Document the Record of Decision Appeal Resolution Meeting—Because of PSC’s involvement in this project since 2007, they were asked to document the Final SEIS/ROD Appeal Resolution Meeting on December 14, 2010. This meeting was a meeting facilitated by another contractor that was held to informally resolve issues through open communication, not a hearing.
Support implementation of amendments to the resource management plan—The 2010 amendment to the 2003 Payette National Forest Land and Resource Management Plan provided direction for habitats of viable populations of bighorn sheep to be free of domestic sheep and goats. Direction in the amendment instructed the Forest to evoke emergency response measures to maintain separation between domestic sheep and bighorn sheep. To help the Forest implement this amendment, USFS staff wrote, and PSC edited, an Emergency Response Plan for Potential Situations Regarding Bighorn Sheep and Domestic Sheep and Goats in 2011–2012.

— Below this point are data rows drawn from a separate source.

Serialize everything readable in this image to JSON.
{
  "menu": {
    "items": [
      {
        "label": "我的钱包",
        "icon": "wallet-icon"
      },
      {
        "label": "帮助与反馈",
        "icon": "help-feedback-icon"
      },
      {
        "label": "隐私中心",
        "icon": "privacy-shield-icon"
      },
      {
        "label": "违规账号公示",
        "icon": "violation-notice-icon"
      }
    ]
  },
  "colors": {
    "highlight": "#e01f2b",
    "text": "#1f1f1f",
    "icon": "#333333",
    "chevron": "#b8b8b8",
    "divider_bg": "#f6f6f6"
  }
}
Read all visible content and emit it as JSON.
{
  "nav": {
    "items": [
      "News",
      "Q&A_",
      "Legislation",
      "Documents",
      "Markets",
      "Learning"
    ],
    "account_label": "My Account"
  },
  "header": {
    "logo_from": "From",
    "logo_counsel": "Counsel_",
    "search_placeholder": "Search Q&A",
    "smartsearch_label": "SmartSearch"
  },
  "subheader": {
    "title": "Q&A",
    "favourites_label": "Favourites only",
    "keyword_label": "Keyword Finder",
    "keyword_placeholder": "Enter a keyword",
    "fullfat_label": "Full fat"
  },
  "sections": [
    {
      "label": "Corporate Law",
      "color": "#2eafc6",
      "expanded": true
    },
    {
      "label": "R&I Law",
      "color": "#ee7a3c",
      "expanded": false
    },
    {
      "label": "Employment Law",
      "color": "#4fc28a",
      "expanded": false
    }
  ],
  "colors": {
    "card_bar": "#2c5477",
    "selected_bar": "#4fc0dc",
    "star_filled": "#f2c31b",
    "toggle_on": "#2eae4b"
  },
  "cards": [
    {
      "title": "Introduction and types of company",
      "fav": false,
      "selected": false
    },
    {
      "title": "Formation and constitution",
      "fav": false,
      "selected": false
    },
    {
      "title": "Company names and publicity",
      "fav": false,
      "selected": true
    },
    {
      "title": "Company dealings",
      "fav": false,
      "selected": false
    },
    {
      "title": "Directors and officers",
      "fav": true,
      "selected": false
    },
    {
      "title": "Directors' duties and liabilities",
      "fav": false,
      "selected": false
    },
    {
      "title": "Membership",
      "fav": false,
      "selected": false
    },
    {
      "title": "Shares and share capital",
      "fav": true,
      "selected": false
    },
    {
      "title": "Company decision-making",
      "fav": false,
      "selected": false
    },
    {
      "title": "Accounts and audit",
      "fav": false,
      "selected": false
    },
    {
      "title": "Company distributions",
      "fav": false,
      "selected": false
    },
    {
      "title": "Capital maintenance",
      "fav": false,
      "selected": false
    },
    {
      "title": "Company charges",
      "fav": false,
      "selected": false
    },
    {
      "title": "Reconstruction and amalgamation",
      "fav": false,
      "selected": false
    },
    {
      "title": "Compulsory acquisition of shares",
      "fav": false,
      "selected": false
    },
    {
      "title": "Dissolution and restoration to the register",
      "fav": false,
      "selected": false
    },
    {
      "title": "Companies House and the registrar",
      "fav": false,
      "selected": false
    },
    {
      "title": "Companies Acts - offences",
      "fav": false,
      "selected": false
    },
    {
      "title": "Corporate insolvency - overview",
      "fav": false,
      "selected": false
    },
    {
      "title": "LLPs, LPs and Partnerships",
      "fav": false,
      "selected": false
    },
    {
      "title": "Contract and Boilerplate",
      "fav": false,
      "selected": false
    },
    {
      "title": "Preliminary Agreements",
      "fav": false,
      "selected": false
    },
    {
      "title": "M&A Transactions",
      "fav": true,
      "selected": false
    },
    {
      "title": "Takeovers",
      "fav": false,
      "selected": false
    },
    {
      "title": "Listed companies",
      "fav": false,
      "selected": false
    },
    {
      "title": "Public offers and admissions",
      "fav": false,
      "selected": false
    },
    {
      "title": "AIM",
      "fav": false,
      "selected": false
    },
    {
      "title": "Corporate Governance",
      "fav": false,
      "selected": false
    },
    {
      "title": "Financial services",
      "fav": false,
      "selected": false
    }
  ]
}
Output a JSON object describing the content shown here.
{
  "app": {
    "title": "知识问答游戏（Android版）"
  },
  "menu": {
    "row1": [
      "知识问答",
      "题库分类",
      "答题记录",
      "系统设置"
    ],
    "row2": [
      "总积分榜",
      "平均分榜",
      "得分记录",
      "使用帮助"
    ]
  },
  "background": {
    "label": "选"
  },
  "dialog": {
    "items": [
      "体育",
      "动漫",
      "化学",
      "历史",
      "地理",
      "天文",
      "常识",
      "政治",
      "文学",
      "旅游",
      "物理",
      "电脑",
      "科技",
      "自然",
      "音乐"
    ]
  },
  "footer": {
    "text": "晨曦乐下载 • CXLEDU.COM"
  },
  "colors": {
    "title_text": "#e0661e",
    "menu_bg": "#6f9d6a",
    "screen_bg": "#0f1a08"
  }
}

Edit and format a summary report—To gain a better ecological understanding of bighorn sheep populations in the Salmon River drainage that borders the Payette and Nez Perce–Clearwater National Forests, the Salmon River Bighorn Sheep Study was initiated in 2007 and continued through August 2012. This effort culminated in the Summary Report: Salmon River Bighorn Sheep DNA Sampling and Survey along the Middle Fork Salmon River, August 2012. PSC was contracted to edit and format this document, which was published in August 2012. Bighorn Sheep Risk of
Contact Tool User’s Guide—The population and disease modeling tool created by the University of California at Davis was modified by another third-party contractor to enable wildlife biologists throughout the USFS to use the tool. In September 2012, the USFS recommended that this contractor hire PSC to edit and format the Bighorn Sheep Risk of Contact Tool User’s Guide that accompanies this model.
Scientific Journal Articles—In addition to NEPA documents, PSC was contracted to edit and format several supporting documents for the risk-for-contact and disease models, including the following scientific journal articles:
- O’Brien, J.M., C. O’Brien, C. McCarthy, and T.E. Carpenter. 2014. Incorporating foray behavior into models estimating contact risk between bighorn sheep and areas occupied by domestic sheep. Wildlife Society Bulletin: 38(2) 321–331.
- · Carpenter, T.E., V.L. Coggins, C. McCarthy, C.S. O’Brien, J. M. O’Brien, and T.J. Schommer. A spatial risk assessment of bighorn sheep extirpation by grazing domestic sheep on public lands. Preventative Veterinary Medicine: 114(1) 3–10.
Legal declarations—In 2013, the Idaho Wool Growers Association filed a motion to overturn the 2010 Record of Decision for this project. PSC was contracted by the USFS to edit the declarations in support of the federal defendants’ cross-motion for summary judgement. In March 2014, the U.S. 9th Circuit Jude Wallace Tashima denied the motion by the Idaho Wool Growers Association. The Forest Plan amendment that was implemented in August 2010 is still being implemented at this time.